I’ve never needed to make it in the US but where my son lives, their tap water isn’t fit for drinking! 😮

Chestnut Sun 07-Aug-22 18:38:07

I think I'd rather have a can of Coke and a bag of salty crisps!

Witzend Sun 07-Aug-22 18:46:39

When we lived in the Middle East, salt tablet were routinely supplied by dh’s company. They were certainly needed during a certain time in the summer when it wasn’t just stinking hot, but there was also around 100% humidity. Many of the staff, inc. dh, had to spent much of the day out of doors.

I was surprised when dh and I were in Darwin (Oz) a few years ago, during a very hot and incredibly humid period, when we were endlessly exhorted to drink loads of water, but nobody mentioned salt - a bit of a dirty word nowadays.

At one point (on a tour of Kakadu) I started to feel very tired and weak, but then remembered the salt tablets we used to take. Plenty of salt on my chips at lunchtime and I was soon fine again,

merlotgran Sun 07-Aug-22 19:08:29

I grew up in the Middle East and children were encouraged to have a salt tablet with fruit juice (disgusting powdered stuff) before going to school. They would often be covered in chocolate which made us hate them even more.

My Dad had the right idea though. We all loved peanut butter on toast so he’d sprinkle salt on each slice because, ‘It’ll stop it sticking to the roof of your mouth.’

It was a tasty way of getting salt inside us and I still sprinkle salt on peanut butter to this day.

Barmeyoldbat Sun 07-Aug-22 19:38:35

I lived in the Far East for a while as a child and I can remember taking a daily salt tablet. The other thing to notice, if you are sweating on your face and sweat gets into your eyes and irritates them, then you are losing salt and need to replace it. Always worked for me.

welbeck Sun 07-Aug-22 19:51:08

i thought this was quite well known.
hope your DD is feeling better now.
it's lesson learned i guess.

cathieb Sun 07-Aug-22 20:06:54

I've lived in India and Pakistan. If we'd sweated a lot and had muscle cramps we'd stir half a teaspoon of salt into a glass of water and sip it. If we couldn'taste the salt it was apparently a sign of salt deficiency so we' d then add salt to food, yoghurt and drinks. Seemed to work!

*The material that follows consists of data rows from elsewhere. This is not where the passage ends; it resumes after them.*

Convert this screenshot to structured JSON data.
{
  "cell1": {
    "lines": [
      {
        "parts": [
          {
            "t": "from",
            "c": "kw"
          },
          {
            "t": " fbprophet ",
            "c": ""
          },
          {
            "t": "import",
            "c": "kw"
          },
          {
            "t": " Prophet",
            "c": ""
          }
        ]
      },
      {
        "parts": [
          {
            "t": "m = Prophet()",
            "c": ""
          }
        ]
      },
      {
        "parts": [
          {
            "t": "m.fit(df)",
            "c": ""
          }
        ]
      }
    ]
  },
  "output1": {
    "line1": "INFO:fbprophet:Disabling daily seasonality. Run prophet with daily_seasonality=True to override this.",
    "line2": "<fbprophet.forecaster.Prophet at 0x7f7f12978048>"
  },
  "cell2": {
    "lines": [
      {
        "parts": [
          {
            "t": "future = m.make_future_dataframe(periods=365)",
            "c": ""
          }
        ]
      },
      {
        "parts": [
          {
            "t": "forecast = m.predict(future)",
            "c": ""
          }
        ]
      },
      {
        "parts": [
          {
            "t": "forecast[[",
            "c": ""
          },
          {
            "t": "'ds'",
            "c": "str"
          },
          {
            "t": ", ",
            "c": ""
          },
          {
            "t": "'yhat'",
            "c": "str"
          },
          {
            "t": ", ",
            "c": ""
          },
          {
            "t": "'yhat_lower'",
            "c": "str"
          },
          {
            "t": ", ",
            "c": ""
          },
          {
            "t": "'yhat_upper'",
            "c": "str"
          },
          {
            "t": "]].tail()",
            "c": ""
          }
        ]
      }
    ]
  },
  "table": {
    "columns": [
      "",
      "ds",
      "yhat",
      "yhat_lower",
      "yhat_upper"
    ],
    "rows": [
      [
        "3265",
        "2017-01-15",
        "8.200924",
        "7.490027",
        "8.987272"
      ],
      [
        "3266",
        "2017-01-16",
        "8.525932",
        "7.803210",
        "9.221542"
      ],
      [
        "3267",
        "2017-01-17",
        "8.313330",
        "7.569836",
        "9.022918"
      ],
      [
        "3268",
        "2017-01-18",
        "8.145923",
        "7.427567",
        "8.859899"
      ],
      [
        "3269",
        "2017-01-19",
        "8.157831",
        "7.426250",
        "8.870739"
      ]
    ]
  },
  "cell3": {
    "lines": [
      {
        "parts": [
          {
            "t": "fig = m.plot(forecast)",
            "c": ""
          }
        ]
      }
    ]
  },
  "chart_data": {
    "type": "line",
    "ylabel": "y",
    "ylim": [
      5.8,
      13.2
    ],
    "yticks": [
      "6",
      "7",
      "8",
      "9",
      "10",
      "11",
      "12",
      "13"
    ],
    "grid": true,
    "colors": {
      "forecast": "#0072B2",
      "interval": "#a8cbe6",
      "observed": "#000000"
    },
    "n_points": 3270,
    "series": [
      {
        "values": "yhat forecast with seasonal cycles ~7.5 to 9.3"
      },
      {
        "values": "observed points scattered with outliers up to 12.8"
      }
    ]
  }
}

Nannagarra Sun 07-Aug-22 21:19:30

When my DC were unwell I used to buy electrolyte replacement sachets, then I was advised to use flat lemonade.
Is it as effective as flat Cola?

Cs783 Sun 07-Aug-22 22:03:50

Thank you all for this alert/ reminder and advice. A good headline, powerful personal account, and helpful comments. Note taken.

BigBertha1 Sun 07-Aug-22 22:28:59

My SIL I had been suffering from hyponatraemia in hospital it has been corrected now

MayBee70 Sun 07-Aug-22 22:39:02

Nannagarra

When my DC were unwell I used to buy electrolyte replacement sachets, then I was advised to use flat lemonade.
Is it as effective as flat Cola?

I assume it isn’t sugar free coke or lemonade? I must remember to buy some dioralyte sachets. I always used to have some in the cupboard.

geekesse Sun 07-Aug-22 23:00:56

If you’re replacing fluids lost be diarrhoea or vomiting, flat fizzy pop isn’t a bad idea, but if your tummy is ok, fizzy + salt is fine.